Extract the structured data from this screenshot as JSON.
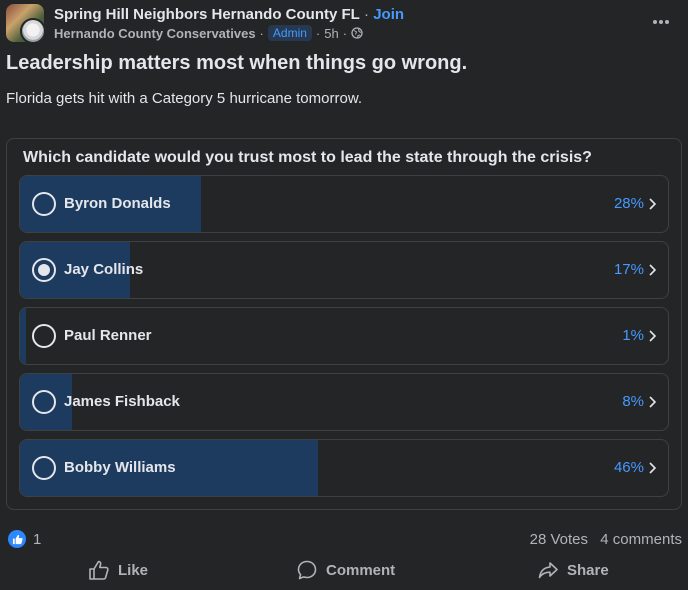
{
  "header": {
    "group_name": "Spring Hill Neighbors Hernando County FL",
    "join_label": "Join",
    "author": "Hernando County Conservatives",
    "role_badge": "Admin",
    "time": "5h",
    "more_icon": "more-horizontal-icon",
    "privacy_icon": "globe-icon"
  },
  "post": {
    "headline": "Leadership matters most when things go wrong.",
    "body": "Florida gets hit with a Category 5 hurricane tomorrow."
  },
  "poll": {
    "question": "Which candidate would you trust most to lead the state through the crisis?",
    "options": [
      {
        "name": "Byron Donalds",
        "percent_label": "28%",
        "percent": 28,
        "selected": false
      },
      {
        "name": "Jay Collins",
        "percent_label": "17%",
        "percent": 17,
        "selected": true
      },
      {
        "name": "Paul Renner",
        "percent_label": "1%",
        "percent": 1,
        "selected": false
      },
      {
        "name": "James Fishback",
        "percent_label": "8%",
        "percent": 8,
        "selected": false
      },
      {
        "name": "Bobby Williams",
        "percent_label": "46%",
        "percent": 46,
        "selected": false
      }
    ],
    "bar_color": "#1d3a5f",
    "percent_color": "#4599ff"
  },
  "stats": {
    "reaction_icon": "thumbs-up-icon",
    "reaction_count": "1",
    "votes": "28 Votes",
    "comments": "4 comments"
  },
  "actions": {
    "like_label": "Like",
    "comment_label": "Comment",
    "share_label": "Share"
  }
}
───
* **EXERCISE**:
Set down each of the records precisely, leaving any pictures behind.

* **REPLY**:
Extract the structured data from this screenshot as JSON.
{
  "header": {
    "group_name": "Spring Hill Neighbors Hernando County FL",
    "join_label": "Join",
    "author": "Hernando County Conservatives",
    "role_badge": "Admin",
    "time": "5h",
    "more_icon": "more-horizontal-icon",
    "privacy_icon": "globe-icon"
  },
  "post": {
    "headline": "Leadership matters most when things go wrong.",
    "body": "Florida gets hit with a Category 5 hurricane tomorrow."
  },
  "poll": {
    "question": "Which candidate would you trust most to lead the state through the crisis?",
    "options": [
      {
        "name": "Byron Donalds",
        "percent_label": "28%",
        "percent": 28,
        "selected": false
      },
      {
        "name": "Jay Collins",
        "percent_label": "17%",
        "percent": 17,
        "selected": true
      },
      {
        "name": "Paul Renner",
        "percent_label": "1%",
        "percent": 1,
        "selected": false
      },
      {
        "name": "James Fishback",
        "percent_label": "8%",
        "percent": 8,
        "selected": false
      },
      {
        "name": "Bobby Williams",
        "percent_label": "46%",
        "percent": 46,
        "selected": false
      }
    ],
    "bar_color": "#1d3a5f",
    "percent_color": "#4599ff"
  },
  "stats": {
    "reaction_icon": "thumbs-up-icon",
    "reaction_count": "1",
    "votes": "28 Votes",
    "comments": "4 comments"
  },
  "actions": {
    "like_label": "Like",
    "comment_label": "Comment",
    "share_label": "Share"
  }
}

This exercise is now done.